To build a great business you need to collect great people.  But what makes people great, and thus collectable, is certainly a topic of debate. I am sure you have your own trait that you think makes you a valuable addition to an employer. You’re organized. Or energetic. Or creative. Or not easily bored.

I spend a lot of time interviewing candidates for our ad agency. And there’s one label I have heard more than all others. In fact I can’t even count how many times I’ve heard people proudly state, ‘I am a perfectionist.’ This proclamation makes me want to throw up. Because I believe that in an idea business like advertising perfection works against you.

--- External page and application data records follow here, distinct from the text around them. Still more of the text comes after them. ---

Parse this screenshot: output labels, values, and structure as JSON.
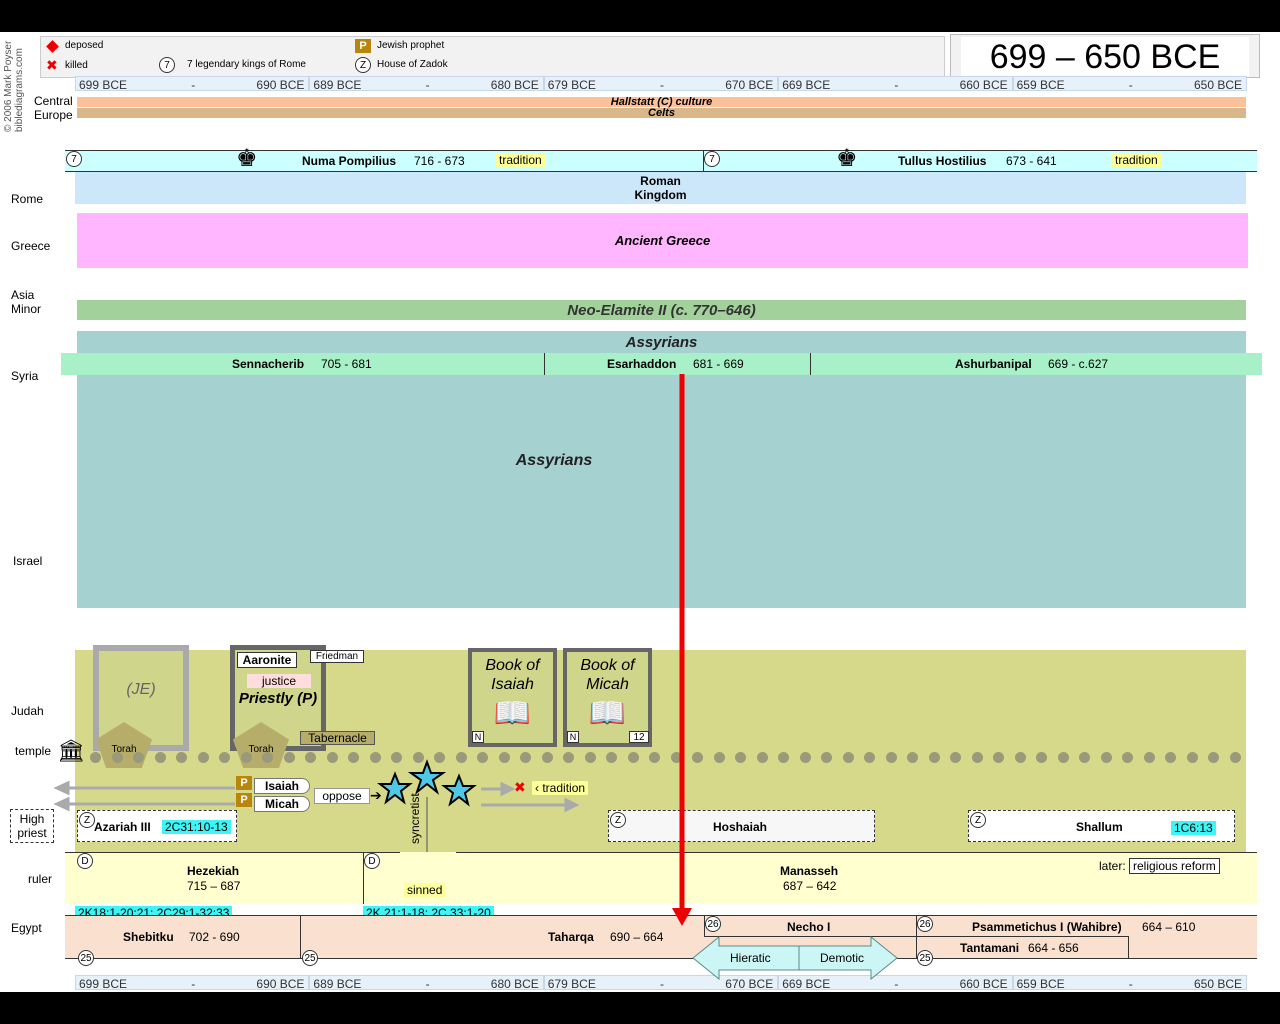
{
  "title": "699 – 650 BCE",
  "copyright": "© 2006 Mark Poyser",
  "site": "biblediagrams.com",
  "legend": {
    "deposed": "deposed",
    "killed": "killed",
    "kings_rome_num": "7",
    "kings_rome": "7 legendary kings of Rome",
    "prophet_tag": "P",
    "prophet": "Jewish prophet",
    "zadok_tag": "Z",
    "zadok": "House of Zadok"
  },
  "axis": [
    [
      "699 BCE",
      "-",
      "690 BCE"
    ],
    [
      "689 BCE",
      "-",
      "680 BCE"
    ],
    [
      "679 BCE",
      "-",
      "670 BCE"
    ],
    [
      "669 BCE",
      "-",
      "660 BCE"
    ],
    [
      "659 BCE",
      "-",
      "650 BCE"
    ]
  ],
  "rows": {
    "central_europe": "Central Europe",
    "rome": "Rome",
    "greece": "Greece",
    "asia_minor": "Asia Minor",
    "syria": "Syria",
    "israel": "Israel",
    "judah": "Judah",
    "temple": "temple",
    "high_priest": "High priest",
    "ruler": "ruler",
    "egypt": "Egypt"
  },
  "central_europe": {
    "hallstatt": "Hallstatt (C) culture",
    "celts": "Celts"
  },
  "rome": {
    "kings": [
      {
        "num": "7",
        "name": "Numa Pompilius",
        "years": "716 - 673",
        "tag": "tradition"
      },
      {
        "num": "7",
        "name": "Tullus Hostilius",
        "years": "673 - 641",
        "tag": "tradition"
      }
    ],
    "kingdom": "Roman Kingdom"
  },
  "greece": "Ancient Greece",
  "asia_minor": "Neo-Elamite II (c. 770–646)",
  "syria": {
    "band": "Assyrians",
    "kings": [
      {
        "name": "Sennacherib",
        "years": "705 - 681"
      },
      {
        "name": "Esarhaddon",
        "years": "681 - 669"
      },
      {
        "name": "Ashurbanipal",
        "years": "669 - c.627"
      }
    ]
  },
  "israel": "Assyrians",
  "judah": {
    "je": "(JE)",
    "torah": "Torah",
    "aaronite": "Aaronite",
    "friedman": "Friedman",
    "justice": "justice",
    "priestly": "Priestly (P)",
    "tabernacle": "Tabernacle",
    "isaiah_book": "Book of Isaiah",
    "micah_book": "Book of Micah",
    "n": "N",
    "micah_num": "12",
    "prophet_tag": "P",
    "isaiah": "Isaiah",
    "micah": "Micah",
    "oppose": "oppose",
    "syncretist": "syncretist",
    "tradition": "tradition",
    "sinned": "sinned"
  },
  "high_priests": [
    {
      "tag": "Z",
      "name": "Azariah III",
      "ref": "2C31:10-13"
    },
    {
      "tag": "Z",
      "name": "Hoshaiah",
      "ref": ""
    },
    {
      "tag": "Z",
      "name": "Shallum",
      "ref": "1C6:13"
    }
  ],
  "rulers": {
    "hezekiah": {
      "tag": "D",
      "name": "Hezekiah",
      "years": "715 – 687",
      "ref": "2K18:1-20:21;  2C29:1-32:33"
    },
    "manasseh": {
      "tag": "D",
      "name": "Manasseh",
      "years": "687 – 642",
      "ref": "2K 21:1-18;  2C 33:1-20"
    },
    "later": "later:",
    "reform": "religious reform"
  },
  "egypt": {
    "dyn25": "25",
    "dyn26": "26",
    "shebitku": {
      "name": "Shebitku",
      "years": "702 - 690"
    },
    "taharqa": {
      "name": "Taharqa",
      "years": "690 – 664"
    },
    "necho": "Necho I",
    "psammetichus": {
      "name": "Psammetichus I (Wahibre)",
      "years": "664 – 610"
    },
    "tantamani": {
      "name": "Tantamani",
      "years": "664 - 656"
    },
    "hieratic": "Hieratic",
    "demotic": "Demotic"
  },
  "colors": {
    "rome_kings": "#ccffff",
    "rome_kingdom": "#cce6fa",
    "greece": "#ffb6ff",
    "elamite": "#a3d19b",
    "assyria": "#a5d1d1",
    "syria_kings": "#a8f0c8",
    "judah": "#d6d98a",
    "ruler": "#ffffd0",
    "egypt": "#f9e0cf",
    "marker": "#ee0000"
  }
}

That’s why I proudly consider myself an Imperfectionist. So what does that mean? It means I value progress in any form. I am quite comfortable dreaming up and then sharing half-baked ideas. Or writing a first draft and passing it around for a reaction. Why? Because unbaked and half-baked ideas are available faster than fully-baked. And often times a team simply needs a ‘for-instance’ to get moving in the right direction.

I enjoy sharing ideas that are still in a moldable state. They enable others to help form, modify and improve the ideas before they’re finished. As an Imperfectionist I embrace the process of creating, testing, learning and improving. I love working in an environment that recognizes the great value in being aggressive.

Today, speed is king. In the agency business we need to act quickly to help our clients take advantage of short-lived opportunities and to thwart threats.  This puts a premium on quick thinking and swift action. We no longer live in an era that rewards you for sitting alone in your office making sure your ideas or your presentations are bulletproof.

Now don’t get me wrong.  Once our team has determined a direction and we move into the execution phase, every detail matters. I will question the kerning, analyze the delivery of a line, and poke at a transition until I’m absolutely convinced we have it right. There is a time and place for this type of scrutiny.  And I believe it’s at the end of the process.

So find yourself more Imperfectionists. Explore more. Fail fast. And improve faster. It is the difference between doing and dreaming. Action and inaction. Talking and walking. It may not be the perfect approach for everyone. But it works perfectly for me.